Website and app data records
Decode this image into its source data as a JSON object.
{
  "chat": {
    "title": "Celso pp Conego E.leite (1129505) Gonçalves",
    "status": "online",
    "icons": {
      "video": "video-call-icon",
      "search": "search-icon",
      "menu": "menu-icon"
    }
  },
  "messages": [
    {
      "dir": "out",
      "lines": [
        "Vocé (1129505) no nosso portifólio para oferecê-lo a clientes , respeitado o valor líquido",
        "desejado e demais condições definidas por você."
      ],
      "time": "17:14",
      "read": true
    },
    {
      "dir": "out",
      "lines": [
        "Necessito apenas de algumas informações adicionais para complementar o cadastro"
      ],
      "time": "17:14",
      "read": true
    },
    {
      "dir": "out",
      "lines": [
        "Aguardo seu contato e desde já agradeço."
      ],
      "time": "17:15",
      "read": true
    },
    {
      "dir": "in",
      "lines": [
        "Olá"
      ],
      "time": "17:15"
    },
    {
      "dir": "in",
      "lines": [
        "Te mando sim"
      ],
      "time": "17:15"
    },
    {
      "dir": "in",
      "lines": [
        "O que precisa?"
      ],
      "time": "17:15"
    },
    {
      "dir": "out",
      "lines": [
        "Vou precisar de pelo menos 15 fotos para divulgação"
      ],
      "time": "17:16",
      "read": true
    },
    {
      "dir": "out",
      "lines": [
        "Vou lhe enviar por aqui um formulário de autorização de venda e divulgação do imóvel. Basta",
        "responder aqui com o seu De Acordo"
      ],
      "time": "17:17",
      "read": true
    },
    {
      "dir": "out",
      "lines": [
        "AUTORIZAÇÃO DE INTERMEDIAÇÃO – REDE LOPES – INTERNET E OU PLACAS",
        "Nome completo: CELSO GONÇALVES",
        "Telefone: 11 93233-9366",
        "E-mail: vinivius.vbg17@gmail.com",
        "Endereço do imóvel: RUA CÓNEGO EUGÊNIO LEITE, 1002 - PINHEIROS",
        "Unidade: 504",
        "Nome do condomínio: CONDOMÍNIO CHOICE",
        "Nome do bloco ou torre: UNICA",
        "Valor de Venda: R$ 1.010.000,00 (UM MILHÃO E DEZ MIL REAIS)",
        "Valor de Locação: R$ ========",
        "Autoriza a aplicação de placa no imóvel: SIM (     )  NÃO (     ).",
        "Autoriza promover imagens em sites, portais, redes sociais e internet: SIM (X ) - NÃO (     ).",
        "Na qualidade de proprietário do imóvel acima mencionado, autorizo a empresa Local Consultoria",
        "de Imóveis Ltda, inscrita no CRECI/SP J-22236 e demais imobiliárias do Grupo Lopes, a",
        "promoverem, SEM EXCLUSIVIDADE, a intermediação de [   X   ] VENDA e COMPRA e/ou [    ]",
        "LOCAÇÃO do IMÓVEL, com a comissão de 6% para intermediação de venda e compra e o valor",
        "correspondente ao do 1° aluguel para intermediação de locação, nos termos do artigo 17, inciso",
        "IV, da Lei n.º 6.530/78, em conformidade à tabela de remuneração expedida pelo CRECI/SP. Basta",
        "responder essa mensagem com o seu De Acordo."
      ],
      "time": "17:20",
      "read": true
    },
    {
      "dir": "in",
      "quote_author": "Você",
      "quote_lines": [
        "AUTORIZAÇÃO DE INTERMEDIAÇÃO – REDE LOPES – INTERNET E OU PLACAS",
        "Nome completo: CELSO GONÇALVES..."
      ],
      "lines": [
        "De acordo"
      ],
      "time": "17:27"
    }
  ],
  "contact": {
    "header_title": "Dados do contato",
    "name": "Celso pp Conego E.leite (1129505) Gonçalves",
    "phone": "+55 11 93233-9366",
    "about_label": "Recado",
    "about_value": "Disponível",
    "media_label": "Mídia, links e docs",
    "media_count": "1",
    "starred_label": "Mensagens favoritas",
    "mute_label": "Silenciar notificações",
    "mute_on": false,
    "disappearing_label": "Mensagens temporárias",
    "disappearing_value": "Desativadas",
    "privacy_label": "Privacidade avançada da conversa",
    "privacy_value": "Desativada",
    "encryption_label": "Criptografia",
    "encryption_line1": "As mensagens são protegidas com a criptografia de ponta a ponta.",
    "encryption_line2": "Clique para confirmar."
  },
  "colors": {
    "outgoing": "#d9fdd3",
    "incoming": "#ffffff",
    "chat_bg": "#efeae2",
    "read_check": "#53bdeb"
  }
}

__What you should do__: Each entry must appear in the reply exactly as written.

__Written solution__:
Decode this image into its source data as a JSON object.
{
  "chat": {
    "title": "Celso pp Conego E.leite (1129505) Gonçalves",
    "status": "online",
    "icons": {
      "video": "video-call-icon",
      "search": "search-icon",
      "menu": "menu-icon"
    }
  },
  "messages": [
    {
      "dir": "out",
      "lines": [
        "Vocé (1129505) no nosso portifólio para oferecê-lo a clientes , respeitado o valor líquido",
        "desejado e demais condições definidas por você."
      ],
      "time": "17:14",
      "read": true
    },
    {
      "dir": "out",
      "lines": [
        "Necessito apenas de algumas informações adicionais para complementar o cadastro"
      ],
      "time": "17:14",
      "read": true
    },
    {
      "dir": "out",
      "lines": [
        "Aguardo seu contato e desde já agradeço."
      ],
      "time": "17:15",
      "read": true
    },
    {
      "dir": "in",
      "lines": [
        "Olá"
      ],
      "time": "17:15"
    },
    {
      "dir": "in",
      "lines": [
        "Te mando sim"
      ],
      "time": "17:15"
    },
    {
      "dir": "in",
      "lines": [
        "O que precisa?"
      ],
      "time": "17:15"
    },
    {
      "dir": "out",
      "lines": [
        "Vou precisar de pelo menos 15 fotos para divulgação"
      ],
      "time": "17:16",
      "read": true
    },
    {
      "dir": "out",
      "lines": [
        "Vou lhe enviar por aqui um formulário de autorização de venda e divulgação do imóvel. Basta",
        "responder aqui com o seu De Acordo"
      ],
      "time": "17:17",
      "read": true
    },
    {
      "dir": "out",
      "lines": [
        "AUTORIZAÇÃO DE INTERMEDIAÇÃO – REDE LOPES – INTERNET E OU PLACAS",
        "Nome completo: CELSO GONÇALVES",
        "Telefone: 11 93233-9366",
        "E-mail: vinivius.vbg17@gmail.com",
        "Endereço do imóvel: RUA CÓNEGO EUGÊNIO LEITE, 1002 - PINHEIROS",
        "Unidade: 504",
        "Nome do condomínio: CONDOMÍNIO CHOICE",
        "Nome do bloco ou torre: UNICA",
        "Valor de Venda: R$ 1.010.000,00 (UM MILHÃO E DEZ MIL REAIS)",
        "Valor de Locação: R$ ========",
        "Autoriza a aplicação de placa no imóvel: SIM (     )  NÃO (     ).",
        "Autoriza promover imagens em sites, portais, redes sociais e internet: SIM (X ) - NÃO (     ).",
        "Na qualidade de proprietário do imóvel acima mencionado, autorizo a empresa Local Consultoria",
        "de Imóveis Ltda, inscrita no CRECI/SP J-22236 e demais imobiliárias do Grupo Lopes, a",
        "promoverem, SEM EXCLUSIVIDADE, a intermediação de [   X   ] VENDA e COMPRA e/ou [    ]",
        "LOCAÇÃO do IMÓVEL, com a comissão de 6% para intermediação de venda e compra e o valor",
        "correspondente ao do 1° aluguel para intermediação de locação, nos termos do artigo 17, inciso",
        "IV, da Lei n.º 6.530/78, em conformidade à tabela de remuneração expedida pelo CRECI/SP. Basta",
        "responder essa mensagem com o seu De Acordo."
      ],
      "time": "17:20",
      "read": true
    },
    {
      "dir": "in",
      "quote_author": "Você",
      "quote_lines": [
        "AUTORIZAÇÃO DE INTERMEDIAÇÃO – REDE LOPES – INTERNET E OU PLACAS",
        "Nome completo: CELSO GONÇALVES..."
      ],
      "lines": [
        "De acordo"
      ],
      "time": "17:27"
    }
  ],
  "contact": {
    "header_title": "Dados do contato",
    "name": "Celso pp Conego E.leite (1129505) Gonçalves",
    "phone": "+55 11 93233-9366",
    "about_label": "Recado",
    "about_value": "Disponível",
    "media_label": "Mídia, links e docs",
    "media_count": "1",
    "starred_label": "Mensagens favoritas",
    "mute_label": "Silenciar notificações",
    "mute_on": false,
    "disappearing_label": "Mensagens temporárias",
    "disappearing_value": "Desativadas",
    "privacy_label": "Privacidade avançada da conversa",
    "privacy_value": "Desativada",
    "encryption_label": "Criptografia",
    "encryption_line1": "As mensagens são protegidas com a criptografia de ponta a ponta.",
    "encryption_line2": "Clique para confirmar."
  },
  "colors": {
    "outgoing": "#d9fdd3",
    "incoming": "#ffffff",
    "chat_bg": "#efeae2",
    "read_check": "#53bdeb"
  }
}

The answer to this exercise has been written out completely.